What are the common problems faced due to osteoporosis?

Daily activities become difficult to perform. Activities like running, playing a sport, taking the stairs, or doing strenuous activities are not advisable as they can cause fractures. Even stooping down to pick something can cause a bone fracture. The most common body parts affected by a fracture due to osteoporosis include the hip, wrist or spine.

Osteoporosis affects individuals at any age. Individuals who follow a diet low in calcium and Vitamin D can get osteoporosis at an early age. The risk for individuals affected with osteoporosis is higher among women experiencing menopause or individuals who have crossed 50.

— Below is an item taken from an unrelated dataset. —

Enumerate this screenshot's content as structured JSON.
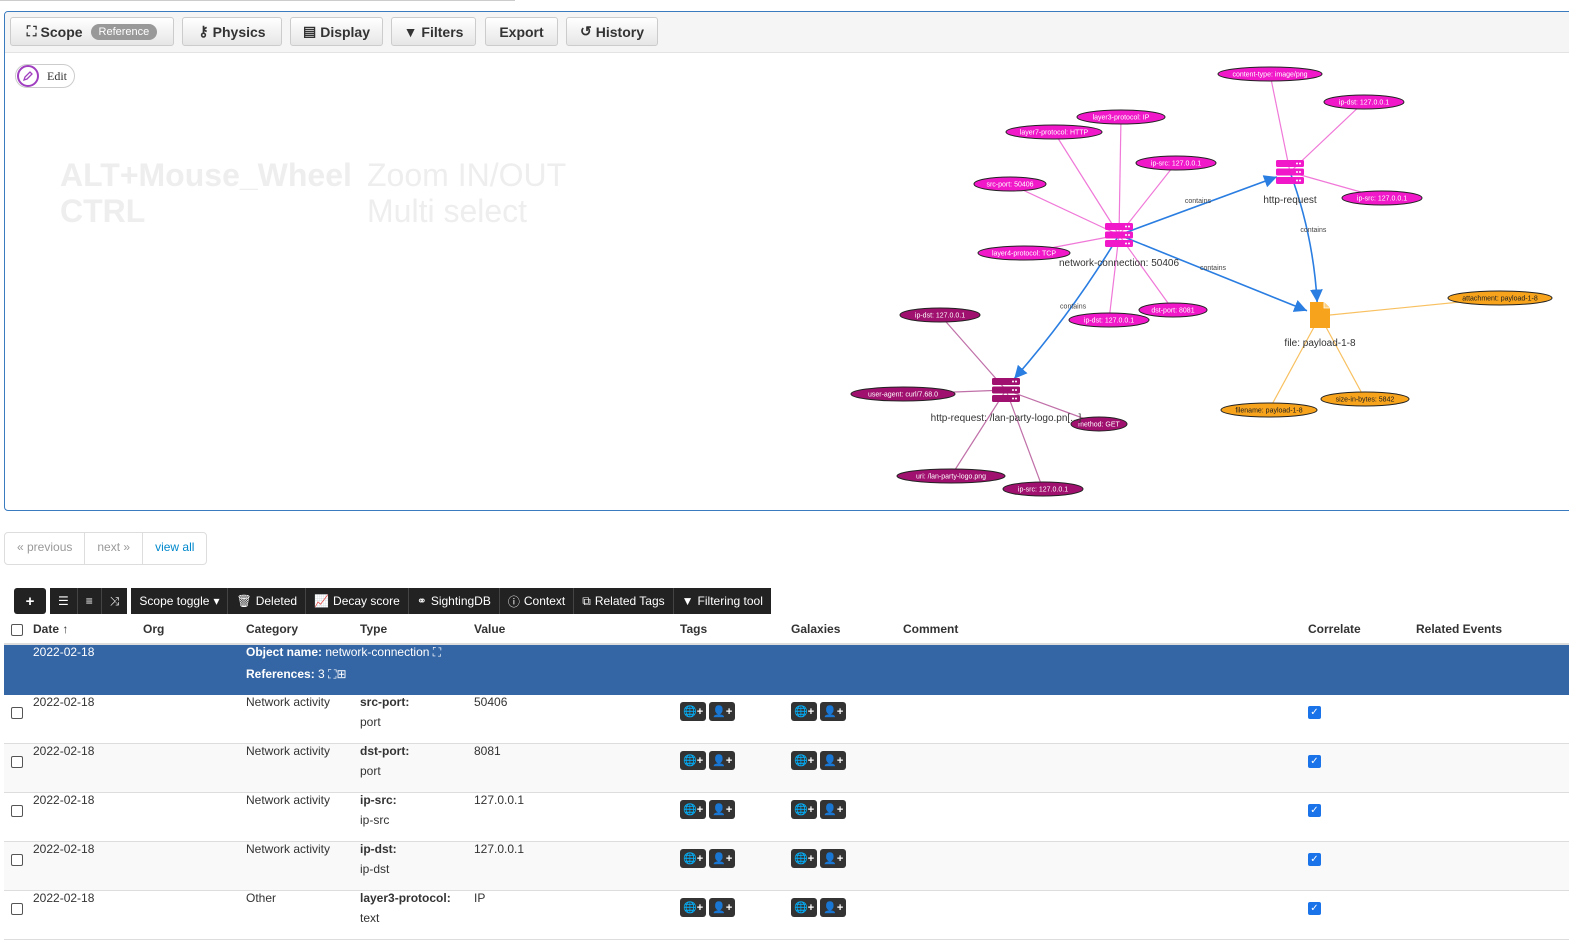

The Bone Density Test is an imaging test that can determine if an individual has osteoporosis. Doctors prescribe bone density tests to individuals as they grow older.